What is required: Could you restate the data below word for word, without its pictures?

Stored data:
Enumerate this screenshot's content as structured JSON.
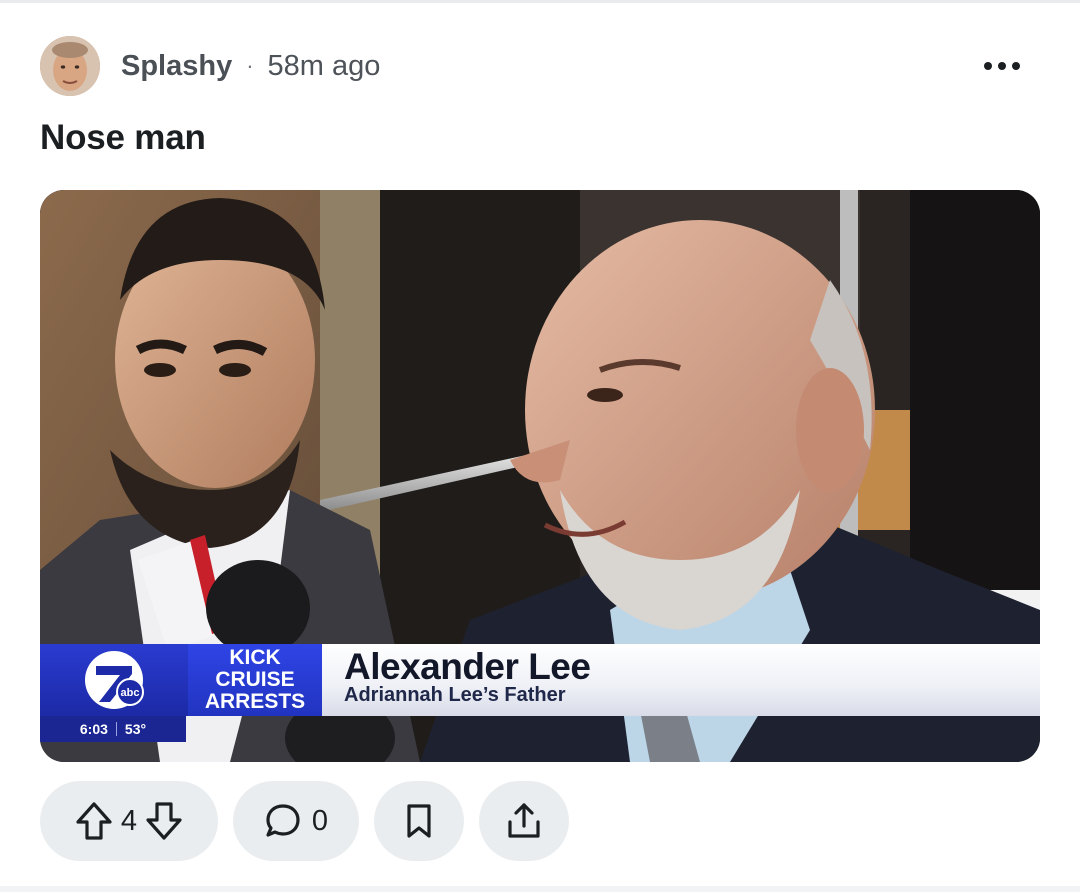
{
  "post": {
    "author": "Splashy",
    "separator": "·",
    "time_ago": "58m ago",
    "title": "Nose man"
  },
  "media": {
    "lower_third": {
      "tag_line1": "KICK",
      "tag_line2": "CRUISE",
      "tag_line3": "ARRESTS",
      "name": "Alexander Lee",
      "subtitle": "Adriannah Lee’s Father",
      "clock": "6:03",
      "temperature": "53°",
      "station_logo": "channel-7-abc-logo",
      "brand_color": "#2134c0"
    }
  },
  "actions": {
    "upvote_icon": "arrow-up-icon",
    "vote_count": "4",
    "downvote_icon": "arrow-down-icon",
    "comment_icon": "speech-bubble-icon",
    "comment_count": "0",
    "save_icon": "bookmark-icon",
    "share_icon": "share-icon"
  },
  "colors": {
    "pill_bg": "#eaedef",
    "text_primary": "#1c1f22"
  }
}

Solution:
Enumerate this screenshot's content as structured JSON.
{
  "post": {
    "author": "Splashy",
    "separator": "·",
    "time_ago": "58m ago",
    "title": "Nose man"
  },
  "media": {
    "lower_third": {
      "tag_line1": "KICK",
      "tag_line2": "CRUISE",
      "tag_line3": "ARRESTS",
      "name": "Alexander Lee",
      "subtitle": "Adriannah Lee’s Father",
      "clock": "6:03",
      "temperature": "53°",
      "station_logo": "channel-7-abc-logo",
      "brand_color": "#2134c0"
    }
  },
  "actions": {
    "upvote_icon": "arrow-up-icon",
    "vote_count": "4",
    "downvote_icon": "arrow-down-icon",
    "comment_icon": "speech-bubble-icon",
    "comment_count": "0",
    "save_icon": "bookmark-icon",
    "share_icon": "share-icon"
  },
  "colors": {
    "pill_bg": "#eaedef",
    "text_primary": "#1c1f22"
  }
}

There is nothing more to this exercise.